With these practical ideas and decision making for your home, we can then think about how furniture plays its part. Adaptable, multi functional, light, easy to move, Pegg Furniture does exactly that..
by Michael Buick, Pegg Furniture
Lockdown has shown the benefits of an adaptable home, and of course furniture is key to this.
I expect the reason I took two decades to find my vocation in furniture design is that I didn’t really like furniture! After moving home fifteen times in as many years I was done with the awkward-to-move, the ugly and the easily broken. So when I retrained at Oxford’s wonderful Rycotewood Furniture Centre I set out to create objects that I would want in my small Oxford house. But how to make them easy to build, easy to take apart (for moving or storing), and made to last – all from natural materials?
The answer: pegs. Pegged joinery is one of the oldest techniques, allowing communities such as the early pioneers in the USA to make solid furniture they could take on the road – Go West!

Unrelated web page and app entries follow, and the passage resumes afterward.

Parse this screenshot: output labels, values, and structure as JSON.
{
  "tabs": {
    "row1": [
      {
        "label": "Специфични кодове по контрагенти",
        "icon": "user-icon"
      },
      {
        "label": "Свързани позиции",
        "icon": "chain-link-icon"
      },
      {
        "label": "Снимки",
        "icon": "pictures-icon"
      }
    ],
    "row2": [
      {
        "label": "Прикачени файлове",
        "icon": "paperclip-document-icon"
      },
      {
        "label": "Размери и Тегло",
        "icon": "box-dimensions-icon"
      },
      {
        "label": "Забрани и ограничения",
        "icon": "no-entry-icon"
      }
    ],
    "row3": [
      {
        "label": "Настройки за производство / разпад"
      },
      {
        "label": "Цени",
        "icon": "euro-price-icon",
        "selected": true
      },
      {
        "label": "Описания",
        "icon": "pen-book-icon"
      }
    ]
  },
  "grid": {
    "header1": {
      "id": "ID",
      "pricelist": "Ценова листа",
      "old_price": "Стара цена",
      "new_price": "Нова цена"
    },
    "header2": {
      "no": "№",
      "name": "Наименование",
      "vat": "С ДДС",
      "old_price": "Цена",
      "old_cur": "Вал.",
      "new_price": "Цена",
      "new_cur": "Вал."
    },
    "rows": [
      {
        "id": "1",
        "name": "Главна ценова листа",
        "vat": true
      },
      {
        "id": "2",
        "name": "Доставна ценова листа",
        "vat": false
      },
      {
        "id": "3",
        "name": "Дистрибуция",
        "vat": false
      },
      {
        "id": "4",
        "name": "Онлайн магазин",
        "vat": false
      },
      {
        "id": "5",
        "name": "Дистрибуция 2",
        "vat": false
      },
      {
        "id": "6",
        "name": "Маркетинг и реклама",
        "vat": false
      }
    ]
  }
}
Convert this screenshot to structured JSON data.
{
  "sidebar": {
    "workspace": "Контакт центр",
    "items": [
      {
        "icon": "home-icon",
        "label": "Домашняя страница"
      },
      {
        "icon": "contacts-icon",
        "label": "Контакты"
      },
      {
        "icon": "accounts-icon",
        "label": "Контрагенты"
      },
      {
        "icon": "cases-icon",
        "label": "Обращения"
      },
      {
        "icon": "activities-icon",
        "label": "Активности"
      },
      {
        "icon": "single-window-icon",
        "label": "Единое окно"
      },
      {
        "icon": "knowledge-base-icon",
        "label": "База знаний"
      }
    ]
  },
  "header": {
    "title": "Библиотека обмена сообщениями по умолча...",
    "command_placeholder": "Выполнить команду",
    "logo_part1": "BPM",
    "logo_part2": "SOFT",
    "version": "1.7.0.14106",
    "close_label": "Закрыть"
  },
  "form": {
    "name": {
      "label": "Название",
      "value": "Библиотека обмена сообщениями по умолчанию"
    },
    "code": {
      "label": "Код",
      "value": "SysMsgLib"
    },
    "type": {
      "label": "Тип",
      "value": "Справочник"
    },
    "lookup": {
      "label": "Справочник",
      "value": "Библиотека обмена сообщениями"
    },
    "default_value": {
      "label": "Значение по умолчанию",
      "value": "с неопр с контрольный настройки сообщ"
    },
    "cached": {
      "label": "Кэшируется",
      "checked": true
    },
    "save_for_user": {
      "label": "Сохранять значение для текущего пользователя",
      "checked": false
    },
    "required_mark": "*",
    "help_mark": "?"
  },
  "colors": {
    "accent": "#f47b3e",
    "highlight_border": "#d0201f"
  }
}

I’ve developed a contemporary take on this tried and tested technique, and launched Pegg Furniture, with the goal of creating a whole range held together with pegged joints.
All the designs follow my three golden rules of adaptable furniture, which are being: easy to move, because if you can’t move it then you’re stuck with it (back-breaking sofas that won’t fit through doors!); easy to take apart (and store), so you are free to use or not use your furniture as your needs change; and multi-purpose, because fewer things with more functions means more space. Think creatively about multiple uses. One example is Pegg Stool. Perhaps it is misnamed, being as much an elegant occasional table, to rest your book or laptop on, as a strong seat. The removable legs allow you to swap heights and switch from dining seat to desk chair, plant rest, or child’s seat.
The design I’m most proud of is Pegg Desk, perfected over two years and recently launched. Within minutes the legs can be unpegged and stored neatly inside the desktop, compact enough to slide under the bed or behind the sofa. Build it on Monday, then take it down on Friday and reclaim your spare bedroom for your first post-pandemic guests.
One of my highlights of lockdown was the moment when my partner Nadia said she needed a desk (she was studying for a nursing qualification), and I was able to dig out a Pegg Desk prototype from its hiding place under my own desk and set it up in our bedroom. Within fifteen minutes Nadia had a new work-station – desk, stool, shelves and table lamp, all from the Pegg range. We were both happy. And it encouraged me to keep going through a difficult year by showing that the concept behind Pegg really works.
This spring is an exciting one for Pegg, as a whole new set of designs are launched, and maker’s markets open again – if you’d like to keep up to date with the design action (and get a chance to win some Pegg) then sign up to the email newsletter at peggfurniture.com.